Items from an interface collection
____

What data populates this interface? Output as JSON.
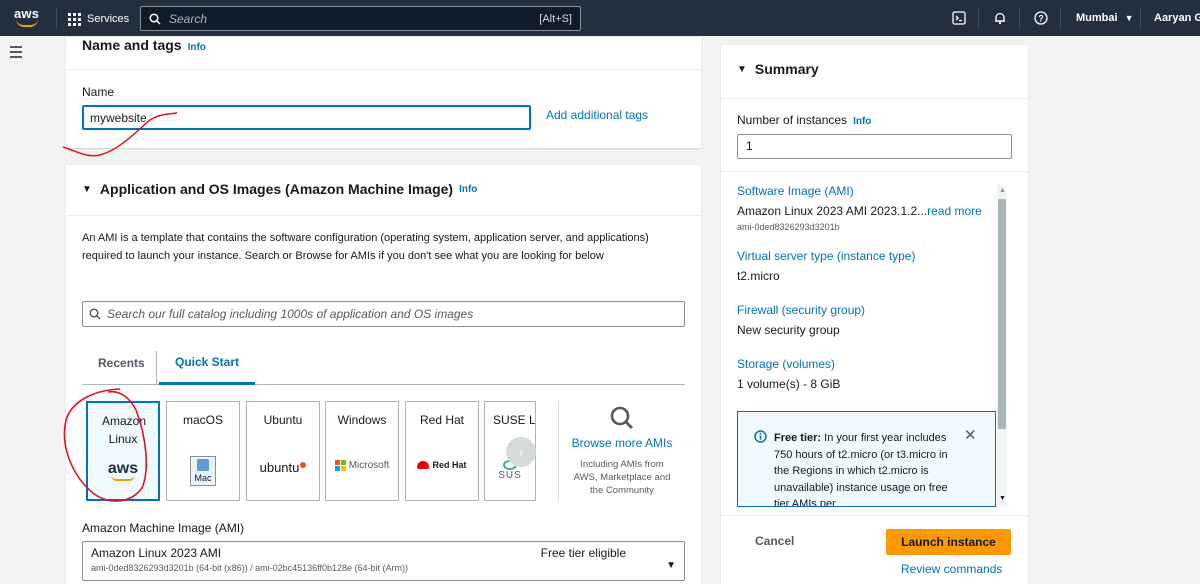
{
  "nav": {
    "logo": "aws",
    "services": "Services",
    "search_placeholder": "Search",
    "search_shortcut": "[Alt+S]",
    "region": "Mumbai",
    "user": "Aaryan Gu"
  },
  "name_tags": {
    "title": "Name and tags",
    "info": "Info",
    "name_label": "Name",
    "name_value": "mywebsite",
    "add_tags": "Add additional tags"
  },
  "ami_section": {
    "title": "Application and OS Images (Amazon Machine Image)",
    "info": "Info",
    "description": "An AMI is a template that contains the software configuration (operating system, application server, and applications) required to launch your instance. Search or Browse for AMIs if you don't see what you are looking for below",
    "search_placeholder": "Search our full catalog including 1000s of application and OS images",
    "tabs": [
      "Recents",
      "Quick Start"
    ],
    "cards": [
      {
        "label": "Amazon Linux",
        "logo": "aws"
      },
      {
        "label": "macOS",
        "logo": "Mac"
      },
      {
        "label": "Ubuntu",
        "logo": "ubuntu"
      },
      {
        "label": "Windows",
        "logo": "Microsoft"
      },
      {
        "label": "Red Hat",
        "logo": "Red Hat"
      },
      {
        "label": "SUSE L",
        "logo": "SUS"
      }
    ],
    "browse_label": "Browse more AMIs",
    "browse_desc": "Including AMIs from AWS, Marketplace and the Community",
    "ami_label": "Amazon Machine Image (AMI)",
    "ami_name": "Amazon Linux 2023 AMI",
    "ami_eligibility": "Free tier eligible",
    "ami_ids": "ami-0ded8326293d3201b (64-bit (x86)) / ami-02bc45136ff0b128e (64-bit (Arm))"
  },
  "summary": {
    "title": "Summary",
    "instances_label": "Number of instances",
    "info": "Info",
    "instances_value": "1",
    "software_image_label": "Software Image (AMI)",
    "software_image_value": "Amazon Linux 2023 AMI 2023.1.2...",
    "read_more": "read more",
    "ami_id": "ami-0ded8326293d3201b",
    "instance_type_label": "Virtual server type (instance type)",
    "instance_type_value": "t2.micro",
    "firewall_label": "Firewall (security group)",
    "firewall_value": "New security group",
    "storage_label": "Storage (volumes)",
    "storage_value": "1 volume(s) - 8 GiB",
    "free_tier_title": "Free tier:",
    "free_tier_text": "In your first year includes 750 hours of t2.micro (or t3.micro in the Regions in which t2.micro is unavailable) instance usage on free tier AMIs per",
    "cancel": "Cancel",
    "launch": "Launch instance",
    "review": "Review commands"
  },
  "colors": {
    "nav_bg": "#232f3e",
    "link": "#0073bb",
    "launch_button": "#ff9900",
    "annotation": "#e0141c"
  }
}
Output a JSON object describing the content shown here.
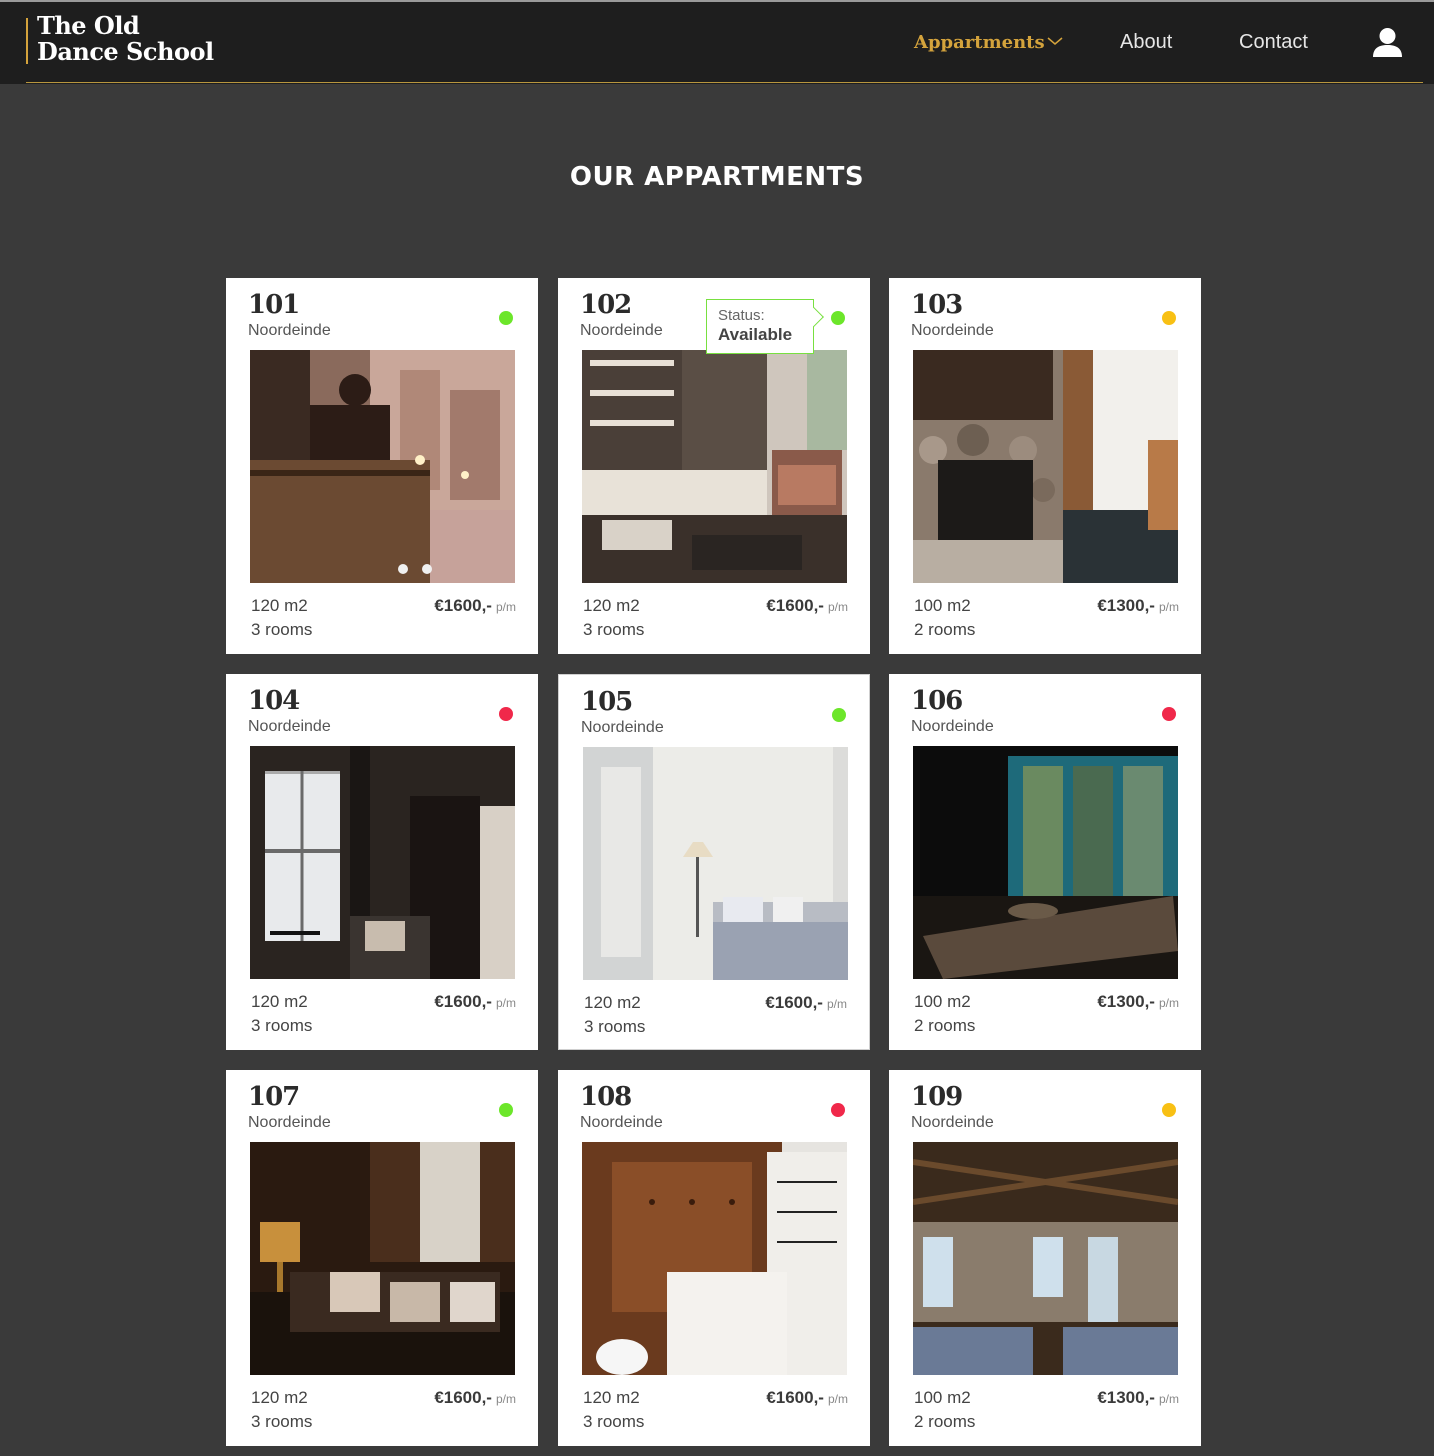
{
  "brand": {
    "line1": "The Old",
    "line2": "Dance School"
  },
  "nav": {
    "appartments": "Appartments",
    "about": "About",
    "contact": "Contact",
    "active_color": "#d4a33c"
  },
  "page": {
    "title": "OUR APPARTMENTS"
  },
  "status_colors": {
    "available": "#6ce62a",
    "reserved": "#f8c014",
    "taken": "#f0284a"
  },
  "tooltip": {
    "label": "Status:",
    "value": "Available"
  },
  "cards": [
    {
      "number": "101",
      "street": "Noordeinde",
      "area": "120 m2",
      "rooms": "3 rooms",
      "price": "€1600,-",
      "per": "p/m",
      "status": "available",
      "photo": "balcony-evening-street"
    },
    {
      "number": "102",
      "street": "Noordeinde",
      "area": "120 m2",
      "rooms": "3 rooms",
      "price": "€1600,-",
      "per": "p/m",
      "status": "available",
      "photo": "study-bookshelf-armchair"
    },
    {
      "number": "103",
      "street": "Noordeinde",
      "area": "100 m2",
      "rooms": "2 rooms",
      "price": "€1300,-",
      "per": "p/m",
      "status": "reserved",
      "photo": "stone-fireplace"
    },
    {
      "number": "104",
      "street": "Noordeinde",
      "area": "120 m2",
      "rooms": "3 rooms",
      "price": "€1600,-",
      "per": "p/m",
      "status": "taken",
      "photo": "dark-window-reading-nook"
    },
    {
      "number": "105",
      "street": "Noordeinde",
      "area": "120 m2",
      "rooms": "3 rooms",
      "price": "€1600,-",
      "per": "p/m",
      "status": "available",
      "photo": "bright-bedroom-curtains"
    },
    {
      "number": "106",
      "street": "Noordeinde",
      "area": "100 m2",
      "rooms": "2 rooms",
      "price": "€1300,-",
      "per": "p/m",
      "status": "taken",
      "photo": "teal-window-wooden-table"
    },
    {
      "number": "107",
      "street": "Noordeinde",
      "area": "120 m2",
      "rooms": "3 rooms",
      "price": "€1600,-",
      "per": "p/m",
      "status": "available",
      "photo": "cozy-lamp-sofa"
    },
    {
      "number": "108",
      "street": "Noordeinde",
      "area": "120 m2",
      "rooms": "3 rooms",
      "price": "€1600,-",
      "per": "p/m",
      "status": "taken",
      "photo": "leather-chair-pillow"
    },
    {
      "number": "109",
      "street": "Noordeinde",
      "area": "100 m2",
      "rooms": "2 rooms",
      "price": "€1300,-",
      "per": "p/m",
      "status": "reserved",
      "photo": "timber-beam-bedroom"
    }
  ]
}
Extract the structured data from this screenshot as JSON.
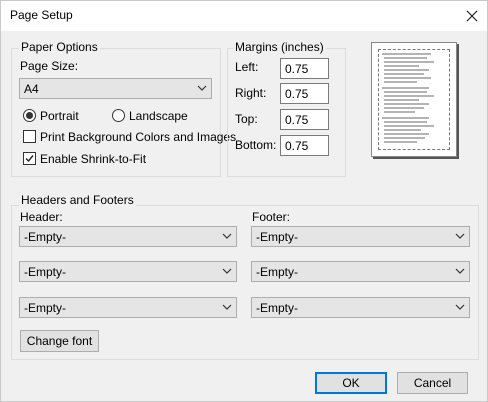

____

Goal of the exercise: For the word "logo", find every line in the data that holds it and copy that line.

Solution to the problem:
    "logo": "aws",
        "logo": "aws"
        "logo": "Mac"
        "logo": "ubuntu"
        "logo": "Microsoft"
        "logo": "Red Hat"
        "logo": "SUS"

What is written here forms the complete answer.